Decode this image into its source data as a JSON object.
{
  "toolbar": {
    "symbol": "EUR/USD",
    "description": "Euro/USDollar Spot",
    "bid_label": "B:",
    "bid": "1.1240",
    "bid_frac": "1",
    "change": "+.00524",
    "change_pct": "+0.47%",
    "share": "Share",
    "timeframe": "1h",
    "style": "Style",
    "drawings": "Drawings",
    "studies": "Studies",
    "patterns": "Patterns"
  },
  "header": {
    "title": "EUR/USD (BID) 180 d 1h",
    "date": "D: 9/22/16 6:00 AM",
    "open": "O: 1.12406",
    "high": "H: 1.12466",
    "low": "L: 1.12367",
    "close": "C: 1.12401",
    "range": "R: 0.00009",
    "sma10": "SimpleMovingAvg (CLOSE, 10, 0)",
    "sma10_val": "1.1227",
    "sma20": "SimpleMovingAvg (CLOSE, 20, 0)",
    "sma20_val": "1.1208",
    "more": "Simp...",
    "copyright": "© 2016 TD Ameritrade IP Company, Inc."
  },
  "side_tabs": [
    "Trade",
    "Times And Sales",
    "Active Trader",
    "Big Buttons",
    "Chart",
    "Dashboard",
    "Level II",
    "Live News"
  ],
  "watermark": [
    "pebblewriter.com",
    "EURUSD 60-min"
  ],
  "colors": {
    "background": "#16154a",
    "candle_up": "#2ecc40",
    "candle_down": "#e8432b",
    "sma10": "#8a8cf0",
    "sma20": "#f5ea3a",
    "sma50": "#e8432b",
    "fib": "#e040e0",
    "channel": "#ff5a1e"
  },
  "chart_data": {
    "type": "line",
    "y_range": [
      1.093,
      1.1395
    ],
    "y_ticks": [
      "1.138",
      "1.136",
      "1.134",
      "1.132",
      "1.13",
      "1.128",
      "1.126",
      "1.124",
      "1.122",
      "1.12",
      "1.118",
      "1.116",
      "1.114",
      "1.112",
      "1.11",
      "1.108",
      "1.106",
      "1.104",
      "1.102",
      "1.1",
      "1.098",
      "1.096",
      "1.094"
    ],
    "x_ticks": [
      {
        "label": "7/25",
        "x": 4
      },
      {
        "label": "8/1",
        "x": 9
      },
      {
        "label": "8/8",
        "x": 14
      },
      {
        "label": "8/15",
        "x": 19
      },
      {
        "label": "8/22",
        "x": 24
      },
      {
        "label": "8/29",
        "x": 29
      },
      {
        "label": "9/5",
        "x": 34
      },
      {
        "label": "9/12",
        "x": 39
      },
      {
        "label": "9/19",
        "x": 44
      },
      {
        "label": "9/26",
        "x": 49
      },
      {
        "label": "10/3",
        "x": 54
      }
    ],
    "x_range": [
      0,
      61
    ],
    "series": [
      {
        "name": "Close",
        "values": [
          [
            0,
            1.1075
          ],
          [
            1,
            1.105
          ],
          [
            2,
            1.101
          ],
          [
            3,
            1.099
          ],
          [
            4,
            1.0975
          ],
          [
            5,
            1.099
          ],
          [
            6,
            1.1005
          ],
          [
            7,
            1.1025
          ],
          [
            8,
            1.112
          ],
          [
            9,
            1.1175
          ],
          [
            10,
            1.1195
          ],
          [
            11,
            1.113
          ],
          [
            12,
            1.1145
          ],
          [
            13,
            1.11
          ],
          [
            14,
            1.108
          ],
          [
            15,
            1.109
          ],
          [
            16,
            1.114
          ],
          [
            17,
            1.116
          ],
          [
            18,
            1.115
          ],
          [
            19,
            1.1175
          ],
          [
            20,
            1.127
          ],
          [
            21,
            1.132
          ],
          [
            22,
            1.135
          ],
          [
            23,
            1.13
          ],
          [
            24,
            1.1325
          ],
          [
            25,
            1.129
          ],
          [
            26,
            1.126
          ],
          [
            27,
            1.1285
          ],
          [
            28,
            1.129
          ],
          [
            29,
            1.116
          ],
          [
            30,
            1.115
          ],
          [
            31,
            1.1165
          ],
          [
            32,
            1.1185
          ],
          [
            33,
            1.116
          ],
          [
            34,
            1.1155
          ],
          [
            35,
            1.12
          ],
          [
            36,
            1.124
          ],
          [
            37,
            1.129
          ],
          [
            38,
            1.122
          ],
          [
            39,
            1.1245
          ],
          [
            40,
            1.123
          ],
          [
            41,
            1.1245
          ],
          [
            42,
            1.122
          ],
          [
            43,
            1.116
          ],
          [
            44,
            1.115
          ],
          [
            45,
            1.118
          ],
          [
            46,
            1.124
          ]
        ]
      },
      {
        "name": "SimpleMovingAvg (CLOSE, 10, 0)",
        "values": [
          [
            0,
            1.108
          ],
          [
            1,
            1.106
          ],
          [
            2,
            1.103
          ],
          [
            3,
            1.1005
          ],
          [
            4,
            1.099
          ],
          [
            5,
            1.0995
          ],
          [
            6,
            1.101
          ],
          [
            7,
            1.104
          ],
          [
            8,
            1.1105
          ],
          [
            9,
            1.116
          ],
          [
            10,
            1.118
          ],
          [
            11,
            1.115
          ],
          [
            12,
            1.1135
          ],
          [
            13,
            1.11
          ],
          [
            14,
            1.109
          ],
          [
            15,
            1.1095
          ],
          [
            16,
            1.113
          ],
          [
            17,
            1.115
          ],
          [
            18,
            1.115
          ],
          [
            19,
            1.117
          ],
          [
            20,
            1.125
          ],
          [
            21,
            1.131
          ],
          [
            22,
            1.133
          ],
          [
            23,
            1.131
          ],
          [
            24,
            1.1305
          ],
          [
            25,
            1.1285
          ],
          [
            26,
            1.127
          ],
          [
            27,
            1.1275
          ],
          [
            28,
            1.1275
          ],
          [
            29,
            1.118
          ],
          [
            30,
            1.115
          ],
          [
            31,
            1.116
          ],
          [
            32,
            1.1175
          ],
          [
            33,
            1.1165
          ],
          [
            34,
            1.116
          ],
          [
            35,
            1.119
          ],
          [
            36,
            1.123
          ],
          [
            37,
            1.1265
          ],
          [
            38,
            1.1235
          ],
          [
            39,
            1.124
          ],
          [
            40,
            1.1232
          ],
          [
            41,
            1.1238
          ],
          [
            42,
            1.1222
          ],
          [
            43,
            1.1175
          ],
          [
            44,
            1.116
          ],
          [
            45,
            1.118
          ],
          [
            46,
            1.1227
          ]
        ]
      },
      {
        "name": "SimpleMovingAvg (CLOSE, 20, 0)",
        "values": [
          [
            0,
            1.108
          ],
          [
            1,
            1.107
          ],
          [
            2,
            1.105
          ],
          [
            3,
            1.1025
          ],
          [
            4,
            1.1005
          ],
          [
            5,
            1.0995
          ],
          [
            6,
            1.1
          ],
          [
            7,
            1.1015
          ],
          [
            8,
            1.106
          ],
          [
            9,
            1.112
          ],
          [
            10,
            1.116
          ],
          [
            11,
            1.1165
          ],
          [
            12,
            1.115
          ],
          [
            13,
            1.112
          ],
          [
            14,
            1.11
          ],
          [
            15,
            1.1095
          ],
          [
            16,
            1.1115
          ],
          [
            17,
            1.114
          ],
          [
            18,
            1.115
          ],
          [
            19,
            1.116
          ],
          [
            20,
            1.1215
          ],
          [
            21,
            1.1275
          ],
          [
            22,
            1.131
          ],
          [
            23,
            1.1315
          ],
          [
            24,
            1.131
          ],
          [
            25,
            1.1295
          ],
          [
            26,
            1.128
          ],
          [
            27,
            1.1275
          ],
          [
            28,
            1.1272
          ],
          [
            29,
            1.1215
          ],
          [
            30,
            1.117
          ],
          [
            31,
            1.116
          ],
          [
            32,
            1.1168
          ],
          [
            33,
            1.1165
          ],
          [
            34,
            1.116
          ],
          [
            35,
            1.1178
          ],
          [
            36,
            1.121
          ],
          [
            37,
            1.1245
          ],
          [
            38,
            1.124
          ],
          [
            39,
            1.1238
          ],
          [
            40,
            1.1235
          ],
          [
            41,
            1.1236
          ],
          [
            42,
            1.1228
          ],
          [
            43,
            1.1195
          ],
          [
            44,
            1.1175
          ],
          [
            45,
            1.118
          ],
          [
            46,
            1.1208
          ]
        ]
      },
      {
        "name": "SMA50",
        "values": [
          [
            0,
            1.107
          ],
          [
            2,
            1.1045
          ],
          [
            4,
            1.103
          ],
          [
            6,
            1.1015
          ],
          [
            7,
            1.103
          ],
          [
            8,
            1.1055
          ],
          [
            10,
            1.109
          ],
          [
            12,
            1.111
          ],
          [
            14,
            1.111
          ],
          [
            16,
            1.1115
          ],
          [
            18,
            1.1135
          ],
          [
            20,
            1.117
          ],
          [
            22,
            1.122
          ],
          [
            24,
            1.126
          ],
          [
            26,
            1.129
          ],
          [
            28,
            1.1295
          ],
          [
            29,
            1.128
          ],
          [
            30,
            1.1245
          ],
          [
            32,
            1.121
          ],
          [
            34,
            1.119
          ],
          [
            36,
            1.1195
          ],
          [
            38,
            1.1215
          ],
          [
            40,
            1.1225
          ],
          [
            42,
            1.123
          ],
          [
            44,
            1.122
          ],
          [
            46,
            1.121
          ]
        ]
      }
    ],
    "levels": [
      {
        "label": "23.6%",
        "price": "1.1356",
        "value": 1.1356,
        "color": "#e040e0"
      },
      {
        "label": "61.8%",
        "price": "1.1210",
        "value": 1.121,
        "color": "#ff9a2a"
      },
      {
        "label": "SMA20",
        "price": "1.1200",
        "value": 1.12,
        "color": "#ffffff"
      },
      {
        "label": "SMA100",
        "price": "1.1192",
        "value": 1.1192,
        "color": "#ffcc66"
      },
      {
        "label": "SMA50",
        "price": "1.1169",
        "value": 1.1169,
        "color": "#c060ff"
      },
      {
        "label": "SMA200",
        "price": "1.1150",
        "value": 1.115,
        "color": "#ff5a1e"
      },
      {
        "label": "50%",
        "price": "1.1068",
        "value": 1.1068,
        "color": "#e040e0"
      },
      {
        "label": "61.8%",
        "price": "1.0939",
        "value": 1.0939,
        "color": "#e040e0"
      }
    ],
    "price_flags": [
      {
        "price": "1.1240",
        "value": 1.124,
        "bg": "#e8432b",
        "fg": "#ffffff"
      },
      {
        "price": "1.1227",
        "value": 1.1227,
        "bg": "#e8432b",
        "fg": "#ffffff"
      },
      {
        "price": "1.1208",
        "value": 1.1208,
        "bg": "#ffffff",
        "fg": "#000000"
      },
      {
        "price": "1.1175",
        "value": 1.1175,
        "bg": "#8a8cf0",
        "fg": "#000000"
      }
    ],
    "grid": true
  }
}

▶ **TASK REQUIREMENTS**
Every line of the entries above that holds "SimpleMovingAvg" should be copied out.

▶ **TASK SOLUTION**
    "sma10": "SimpleMovingAvg (CLOSE, 10, 0)",
    "sma20": "SimpleMovingAvg (CLOSE, 20, 0)",
        "name": "SimpleMovingAvg (CLOSE, 10, 0)",
        "name": "SimpleMovingAvg (CLOSE, 20, 0)",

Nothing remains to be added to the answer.